Reinhard Keiser (1674–1739) is counted among the most prolific and influential German composers of the time around 1700. The growing perception of an aesthetically independent German music – on a par with that of France and Italy – in the first two decades of the 18th century derived to a large degree from his works. For Keiser’s pronounced melodic style, which aimed at a direct sensual effect, achieved paradigmatic significance in northern and central German music aesthetics. And as the contemporary interest focused primarily on the large-scale vocal genres – opera, oratorio, and (liturgical) passion music –, these have also primarily attracted the attention of musicological research and publishing.
Yet Keiser’s pioneering role also comprised the smaller vocal genres, especially the secular cantata, where again he has to be credited for establishing specific German traditions based on Italian models. The cantatas are at the core of the present edition; added to these are chamber and concert pieces closely associated with them as they were transmitted together either in printed editions or in manuscripts. Altogether this is a comparatively small yet highly diverse body of works: There are German and Italian solo cantatas, more lavishly orchestrated works for festive occasions (only a fraction of the music having survived), duets, and individual arias. It is the aim of this series to present both performers and scholars with reliable musical texts of this repertoire, most of which has not been available in modern editions so far. The study of Keiser’s vocal chamber music opens new fields of research, which may be explored on the basis of this edition. The pieces were composed for the private and semi-public spheres of the courtly (Brunswick-Wolfenbüttel) and urban (Hamburg) environment. As a consequence, they were addressed to an audience distinct from that of the opera and oratorio, and the conditions of their textual and musical production were altered accordingly. This music documents the functional and thus the textual and musical complexity of non-scenic genres. Besides, it opens up a new perspective regarding Keiser’s social activities in an elitist circle beyond stage, concert hall, and church. The publication of this kind of music led to yet another change of perspective: Now these compositions were addressed to a large buying public from different social strata, their impact reaching far beyond the place of publication. Through printing they are fixed in a definite form and consigned to the public discourse, supported by the prefaces in a variety of ways.
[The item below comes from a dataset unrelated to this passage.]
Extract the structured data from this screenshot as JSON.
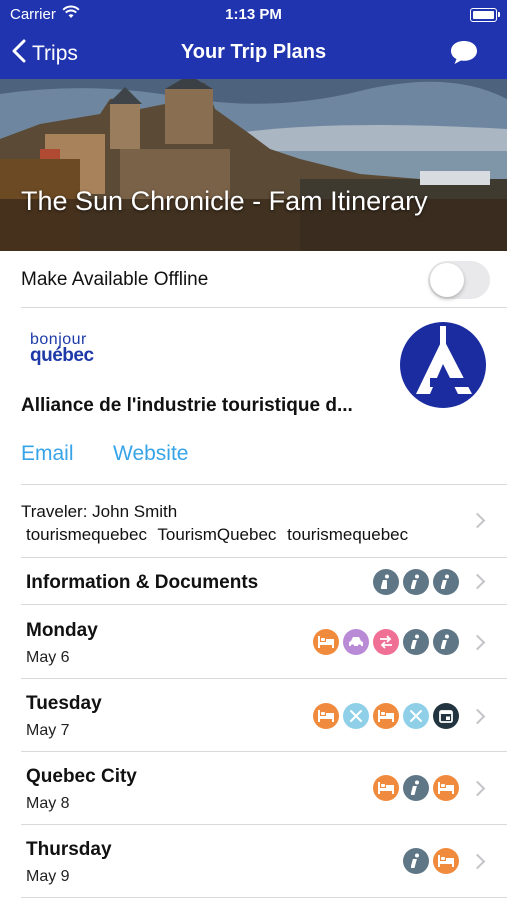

It is remarkable in this context that Keiser did not hesitate to use music from his operas for his chamber works. The adaptations he made to the new receptional context allow us to take a close look at his understanding of the
difference between music for the chamber and that for the stage. We may perhaps also be able to gain an idea of the general level of expectations concerning the quality of chamber music in Hamburg. Also, this will be the first time that we may examine Keiser’s practice of self-parody on the basis of numerous examples. To facilitate this, the parody models are published in the appendix (unless they are already available in other modern editions).
Regarding the unpublished cantatas and arias as well, the close relationship between music for the stage, for the concert hall, and for the chamber becomes apparent, now as a phenomenon of contemporary reception. Frequently anthologies contain both cantatas and opera arias, and a cantata may also have been compiled from opera excerpts by another musician. To exemplify this, volume 2 of this series in addition to the cantatas contains
such an anthology and a cantata assembled from opera movements. Works of uncertain authorship that most probably were composed by Keiser appear in the appendix. Apart from the music and poetry Keiser’s printed collections offer further valuable material. In addition to his “Anmerckungen” on Johann Mattheson’s Neu-Eröffnetes Orchestre (Hamburg, 1713), some of the prefaces contain his only transmitted remarks on the aesthetics of music. All prefaces to the printed cantata collections appear in complete facsimile. Finally, the
dedications illustrate Keiser’s excellent contacts within the cultural scene of Hamburg and the close relationships he maintained with many of his patrons.
This two-volume edition concludes an editing project begun for Florian Noetzel (Wilhelmshaven). In 2005 Noetzel published a first volume containing the two large-scale pieces Hercules auf dem Scheide-Wege (before 1713, for an unknown occasion; text by Johann Ulrich König), and Entlaubte Wälder (wedding serenade, 1716; text by Michael Richey).